**WORK REQUIRED:**
Please restate the data word for word.

*** Opening EXTRACTED DATA ***

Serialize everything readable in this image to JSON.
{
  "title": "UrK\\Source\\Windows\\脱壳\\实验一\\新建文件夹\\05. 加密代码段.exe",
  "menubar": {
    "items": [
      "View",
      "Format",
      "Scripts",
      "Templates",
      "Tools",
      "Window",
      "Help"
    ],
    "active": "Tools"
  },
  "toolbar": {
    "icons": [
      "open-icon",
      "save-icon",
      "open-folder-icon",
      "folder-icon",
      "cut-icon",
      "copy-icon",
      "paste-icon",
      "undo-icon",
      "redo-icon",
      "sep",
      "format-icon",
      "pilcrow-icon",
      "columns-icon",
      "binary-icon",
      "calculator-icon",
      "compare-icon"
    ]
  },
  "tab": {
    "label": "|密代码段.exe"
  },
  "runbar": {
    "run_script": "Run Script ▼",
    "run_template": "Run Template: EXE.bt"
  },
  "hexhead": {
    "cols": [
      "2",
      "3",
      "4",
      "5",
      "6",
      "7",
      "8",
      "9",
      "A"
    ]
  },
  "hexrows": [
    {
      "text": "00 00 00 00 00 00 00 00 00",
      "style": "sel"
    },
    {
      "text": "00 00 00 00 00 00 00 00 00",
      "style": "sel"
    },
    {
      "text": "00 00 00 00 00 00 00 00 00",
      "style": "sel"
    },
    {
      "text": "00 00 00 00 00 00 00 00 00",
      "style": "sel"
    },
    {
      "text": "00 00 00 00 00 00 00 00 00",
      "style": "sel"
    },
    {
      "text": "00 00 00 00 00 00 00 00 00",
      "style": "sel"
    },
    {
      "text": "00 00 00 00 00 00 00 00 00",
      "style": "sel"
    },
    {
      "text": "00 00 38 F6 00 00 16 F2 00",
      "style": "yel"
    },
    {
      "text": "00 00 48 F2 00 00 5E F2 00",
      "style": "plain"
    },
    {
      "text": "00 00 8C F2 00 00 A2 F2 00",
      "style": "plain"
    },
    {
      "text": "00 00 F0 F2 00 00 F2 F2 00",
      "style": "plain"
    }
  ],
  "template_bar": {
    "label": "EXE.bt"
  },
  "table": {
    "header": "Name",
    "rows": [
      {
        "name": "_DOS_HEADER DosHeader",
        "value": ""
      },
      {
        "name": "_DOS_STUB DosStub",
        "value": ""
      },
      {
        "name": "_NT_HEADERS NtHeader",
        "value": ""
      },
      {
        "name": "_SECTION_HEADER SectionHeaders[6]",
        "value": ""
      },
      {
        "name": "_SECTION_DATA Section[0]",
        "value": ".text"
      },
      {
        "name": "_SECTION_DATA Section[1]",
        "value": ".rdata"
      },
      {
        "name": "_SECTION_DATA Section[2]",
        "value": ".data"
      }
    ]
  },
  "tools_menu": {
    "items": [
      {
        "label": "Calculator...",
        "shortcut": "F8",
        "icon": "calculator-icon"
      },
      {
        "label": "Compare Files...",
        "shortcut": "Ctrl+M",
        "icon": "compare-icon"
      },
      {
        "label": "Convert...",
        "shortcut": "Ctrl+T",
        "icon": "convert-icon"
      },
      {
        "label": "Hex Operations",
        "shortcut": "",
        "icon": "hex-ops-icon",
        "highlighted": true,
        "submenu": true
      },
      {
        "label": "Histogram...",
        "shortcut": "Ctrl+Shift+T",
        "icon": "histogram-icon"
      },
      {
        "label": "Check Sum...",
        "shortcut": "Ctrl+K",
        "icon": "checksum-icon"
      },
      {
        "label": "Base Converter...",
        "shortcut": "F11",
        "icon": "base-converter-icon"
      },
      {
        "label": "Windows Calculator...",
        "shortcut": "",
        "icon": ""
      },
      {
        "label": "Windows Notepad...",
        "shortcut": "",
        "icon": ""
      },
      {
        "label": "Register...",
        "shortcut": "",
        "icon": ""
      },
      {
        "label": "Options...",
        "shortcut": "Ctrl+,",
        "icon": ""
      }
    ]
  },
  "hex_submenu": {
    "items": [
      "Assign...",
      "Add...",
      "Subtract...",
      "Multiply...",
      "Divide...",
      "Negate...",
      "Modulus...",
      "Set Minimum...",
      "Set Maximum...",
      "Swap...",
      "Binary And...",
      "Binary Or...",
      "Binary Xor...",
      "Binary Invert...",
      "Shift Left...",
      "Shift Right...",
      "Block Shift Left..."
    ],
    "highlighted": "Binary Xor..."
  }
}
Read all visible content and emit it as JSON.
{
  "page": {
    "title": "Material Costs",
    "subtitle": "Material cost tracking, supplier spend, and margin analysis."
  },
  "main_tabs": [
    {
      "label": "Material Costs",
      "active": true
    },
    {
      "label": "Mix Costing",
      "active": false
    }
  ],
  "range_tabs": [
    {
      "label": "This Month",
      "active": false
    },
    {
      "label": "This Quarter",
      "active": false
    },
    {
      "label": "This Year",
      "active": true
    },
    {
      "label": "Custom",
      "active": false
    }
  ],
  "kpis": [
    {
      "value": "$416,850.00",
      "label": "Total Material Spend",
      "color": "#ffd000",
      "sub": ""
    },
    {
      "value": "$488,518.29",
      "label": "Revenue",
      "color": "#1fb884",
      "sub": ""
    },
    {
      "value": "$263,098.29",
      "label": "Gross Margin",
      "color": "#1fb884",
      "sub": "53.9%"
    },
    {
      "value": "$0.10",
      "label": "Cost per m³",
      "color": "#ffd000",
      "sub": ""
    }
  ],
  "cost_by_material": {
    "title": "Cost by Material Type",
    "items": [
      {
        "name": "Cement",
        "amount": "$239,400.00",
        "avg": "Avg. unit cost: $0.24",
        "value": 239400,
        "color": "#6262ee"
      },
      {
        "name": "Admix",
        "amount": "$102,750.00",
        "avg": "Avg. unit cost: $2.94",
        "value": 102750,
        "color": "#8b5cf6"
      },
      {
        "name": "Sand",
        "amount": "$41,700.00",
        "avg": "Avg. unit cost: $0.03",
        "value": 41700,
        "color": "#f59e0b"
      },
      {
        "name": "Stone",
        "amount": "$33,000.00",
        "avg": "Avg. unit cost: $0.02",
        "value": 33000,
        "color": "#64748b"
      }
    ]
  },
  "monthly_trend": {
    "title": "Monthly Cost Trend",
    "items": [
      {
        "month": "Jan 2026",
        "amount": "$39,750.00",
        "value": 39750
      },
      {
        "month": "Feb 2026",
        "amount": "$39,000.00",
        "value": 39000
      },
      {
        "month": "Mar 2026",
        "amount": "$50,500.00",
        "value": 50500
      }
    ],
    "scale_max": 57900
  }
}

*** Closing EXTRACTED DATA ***

**ANSWER SECTION:**
Serialize everything readable in this image to JSON.
{
  "title": "UrK\\Source\\Windows\\脱壳\\实验一\\新建文件夹\\05. 加密代码段.exe",
  "menubar": {
    "items": [
      "View",
      "Format",
      "Scripts",
      "Templates",
      "Tools",
      "Window",
      "Help"
    ],
    "active": "Tools"
  },
  "toolbar": {
    "icons": [
      "open-icon",
      "save-icon",
      "open-folder-icon",
      "folder-icon",
      "cut-icon",
      "copy-icon",
      "paste-icon",
      "undo-icon",
      "redo-icon",
      "sep",
      "format-icon",
      "pilcrow-icon",
      "columns-icon",
      "binary-icon",
      "calculator-icon",
      "compare-icon"
    ]
  },
  "tab": {
    "label": "|密代码段.exe"
  },
  "runbar": {
    "run_script": "Run Script ▼",
    "run_template": "Run Template: EXE.bt"
  },
  "hexhead": {
    "cols": [
      "2",
      "3",
      "4",
      "5",
      "6",
      "7",
      "8",
      "9",
      "A"
    ]
  },
  "hexrows": [
    {
      "text": "00 00 00 00 00 00 00 00 00",
      "style": "sel"
    },
    {
      "text": "00 00 00 00 00 00 00 00 00",
      "style": "sel"
    },
    {
      "text": "00 00 00 00 00 00 00 00 00",
      "style": "sel"
    },
    {
      "text": "00 00 00 00 00 00 00 00 00",
      "style": "sel"
    },
    {
      "text": "00 00 00 00 00 00 00 00 00",
      "style": "sel"
    },
    {
      "text": "00 00 00 00 00 00 00 00 00",
      "style": "sel"
    },
    {
      "text": "00 00 00 00 00 00 00 00 00",
      "style": "sel"
    },
    {
      "text": "00 00 38 F6 00 00 16 F2 00",
      "style": "yel"
    },
    {
      "text": "00 00 48 F2 00 00 5E F2 00",
      "style": "plain"
    },
    {
      "text": "00 00 8C F2 00 00 A2 F2 00",
      "style": "plain"
    },
    {
      "text": "00 00 F0 F2 00 00 F2 F2 00",
      "style": "plain"
    }
  ],
  "template_bar": {
    "label": "EXE.bt"
  },
  "table": {
    "header": "Name",
    "rows": [
      {
        "name": "_DOS_HEADER DosHeader",
        "value": ""
      },
      {
        "name": "_DOS_STUB DosStub",
        "value": ""
      },
      {
        "name": "_NT_HEADERS NtHeader",
        "value": ""
      },
      {
        "name": "_SECTION_HEADER SectionHeaders[6]",
        "value": ""
      },
      {
        "name": "_SECTION_DATA Section[0]",
        "value": ".text"
      },
      {
        "name": "_SECTION_DATA Section[1]",
        "value": ".rdata"
      },
      {
        "name": "_SECTION_DATA Section[2]",
        "value": ".data"
      }
    ]
  },
  "tools_menu": {
    "items": [
      {
        "label": "Calculator...",
        "shortcut": "F8",
        "icon": "calculator-icon"
      },
      {
        "label": "Compare Files...",
        "shortcut": "Ctrl+M",
        "icon": "compare-icon"
      },
      {
        "label": "Convert...",
        "shortcut": "Ctrl+T",
        "icon": "convert-icon"
      },
      {
        "label": "Hex Operations",
        "shortcut": "",
        "icon": "hex-ops-icon",
        "highlighted": true,
        "submenu": true
      },
      {
        "label": "Histogram...",
        "shortcut": "Ctrl+Shift+T",
        "icon": "histogram-icon"
      },
      {
        "label": "Check Sum...",
        "shortcut": "Ctrl+K",
        "icon": "checksum-icon"
      },
      {
        "label": "Base Converter...",
        "shortcut": "F11",
        "icon": "base-converter-icon"
      },
      {
        "label": "Windows Calculator...",
        "shortcut": "",
        "icon": ""
      },
      {
        "label": "Windows Notepad...",
        "shortcut": "",
        "icon": ""
      },
      {
        "label": "Register...",
        "shortcut": "",
        "icon": ""
      },
      {
        "label": "Options...",
        "shortcut": "Ctrl+,",
        "icon": ""
      }
    ]
  },
  "hex_submenu": {
    "items": [
      "Assign...",
      "Add...",
      "Subtract...",
      "Multiply...",
      "Divide...",
      "Negate...",
      "Modulus...",
      "Set Minimum...",
      "Set Maximum...",
      "Swap...",
      "Binary And...",
      "Binary Or...",
      "Binary Xor...",
      "Binary Invert...",
      "Shift Left...",
      "Shift Right...",
      "Block Shift Left..."
    ],
    "highlighted": "Binary Xor..."
  }
}
Read all visible content and emit it as JSON.
{
  "page": {
    "title": "Material Costs",
    "subtitle": "Material cost tracking, supplier spend, and margin analysis."
  },
  "main_tabs": [
    {
      "label": "Material Costs",
      "active": true
    },
    {
      "label": "Mix Costing",
      "active": false
    }
  ],
  "range_tabs": [
    {
      "label": "This Month",
      "active": false
    },
    {
      "label": "This Quarter",
      "active": false
    },
    {
      "label": "This Year",
      "active": true
    },
    {
      "label": "Custom",
      "active": false
    }
  ],
  "kpis": [
    {
      "value": "$416,850.00",
      "label": "Total Material Spend",
      "color": "#ffd000",
      "sub": ""
    },
    {
      "value": "$488,518.29",
      "label": "Revenue",
      "color": "#1fb884",
      "sub": ""
    },
    {
      "value": "$263,098.29",
      "label": "Gross Margin",
      "color": "#1fb884",
      "sub": "53.9%"
    },
    {
      "value": "$0.10",
      "label": "Cost per m³",
      "color": "#ffd000",
      "sub": ""
    }
  ],
  "cost_by_material": {
    "title": "Cost by Material Type",
    "items": [
      {
        "name": "Cement",
        "amount": "$239,400.00",
        "avg": "Avg. unit cost: $0.24",
        "value": 239400,
        "color": "#6262ee"
      },
      {
        "name": "Admix",
        "amount": "$102,750.00",
        "avg": "Avg. unit cost: $2.94",
        "value": 102750,
        "color": "#8b5cf6"
      },
      {
        "name": "Sand",
        "amount": "$41,700.00",
        "avg": "Avg. unit cost: $0.03",
        "value": 41700,
        "color": "#f59e0b"
      },
      {
        "name": "Stone",
        "amount": "$33,000.00",
        "avg": "Avg. unit cost: $0.02",
        "value": 33000,
        "color": "#64748b"
      }
    ]
  },
  "monthly_trend": {
    "title": "Monthly Cost Trend",
    "items": [
      {
        "month": "Jan 2026",
        "amount": "$39,750.00",
        "value": 39750
      },
      {
        "month": "Feb 2026",
        "amount": "$39,000.00",
        "value": 39000
      },
      {
        "month": "Mar 2026",
        "amount": "$50,500.00",
        "value": 50500
      }
    ],
    "scale_max": 57900
  }
}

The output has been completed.